  2. 2  [uncountable] a point or distance at which the outline of an object is clearly seen by the eye or through a lens The children's faces are badly out of focus (= not clearly shown) in the photograph. The binoculars were not in focus (= were not showing things clearly).
  3. 3 (also focal point) [countable] (physics) a point at which waves of light, sound, etc. meet after reflection or refraction; the point from which waves of light, sound, etc. seem to come
  4. 4 [countable] (geology) the point at which an earthquake starts to happen See related entries: Natural disasters

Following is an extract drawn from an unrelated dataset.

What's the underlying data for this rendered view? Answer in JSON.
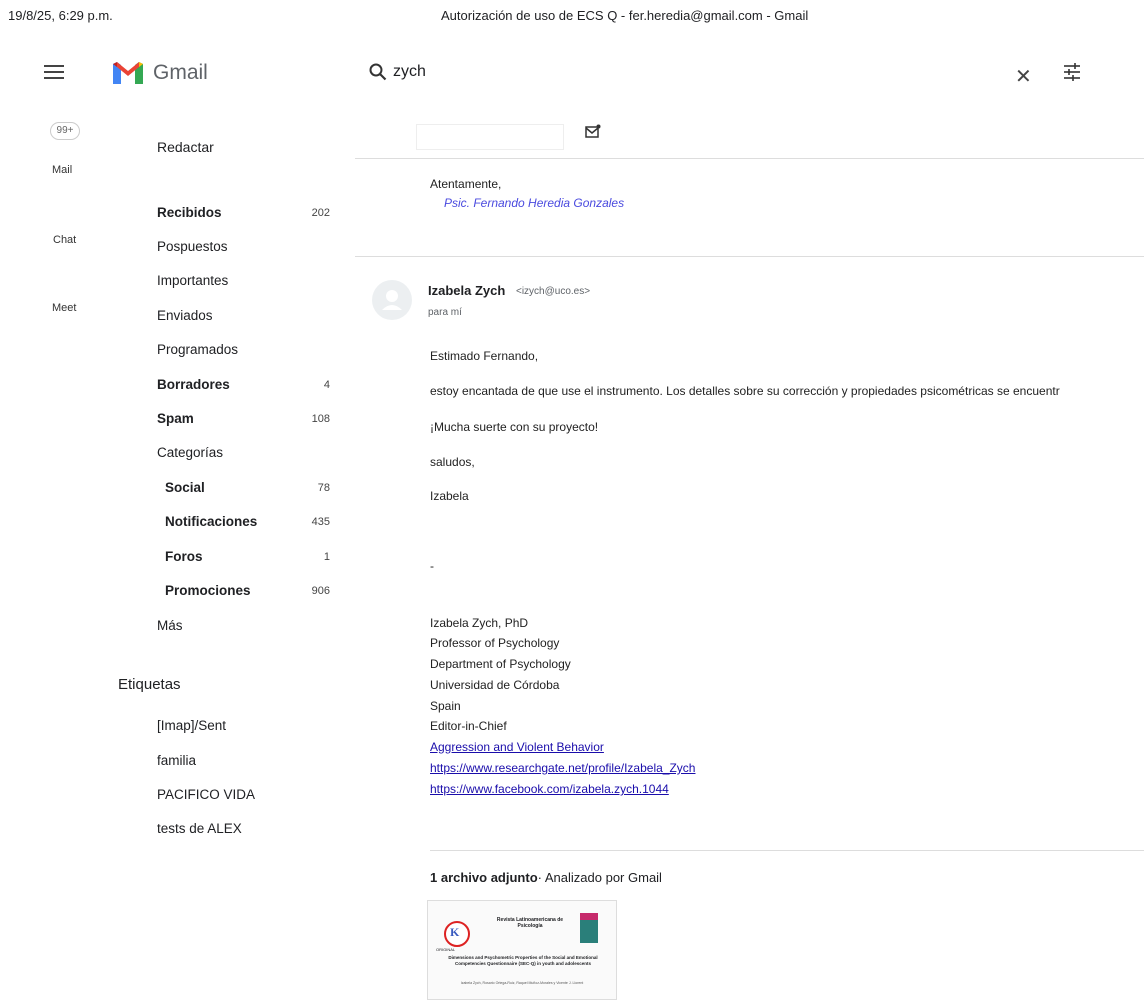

  5. Word Origin mid 17th cent. (as a term in geometry and physics): from Latin, literally ‘domestic hearth’.Extra examples Cities have always acted as the principal focus of political life. He found he was now their main focus of attention. I found the focus of the debate too narrow. I’ve directed my focus towards/​toward developing my skills. Our primary focus this term will be on group work. She became a focus for all his anger. The binoculars were not in focus. The children’s faces are badly out of focus in the photograph. The company’s restructuring is designed to give a sharper focus on key growth markets. The focus has now shifted towards the problem of long-term unemployment. The legal team tried to shift the focus onto the victim. The media focus has now shifted onto something else. The problem with your plan is that it doesn’t have a clear focus. The question of compensation comes into focus. The restructuring is designed to give a sharper focus on key markets. This case has brought the problem of drug abuse in schools into sharp focus. When I got glasses suddenly the whole world came into focus. an increased focus on younger people soft focus shots of cuddly animals the focus of my research In today’s lecture the focus will be on tax structures within the European Union. What we need now is a change of focus.
See the Oxford Advanced American Dictionary entry: focus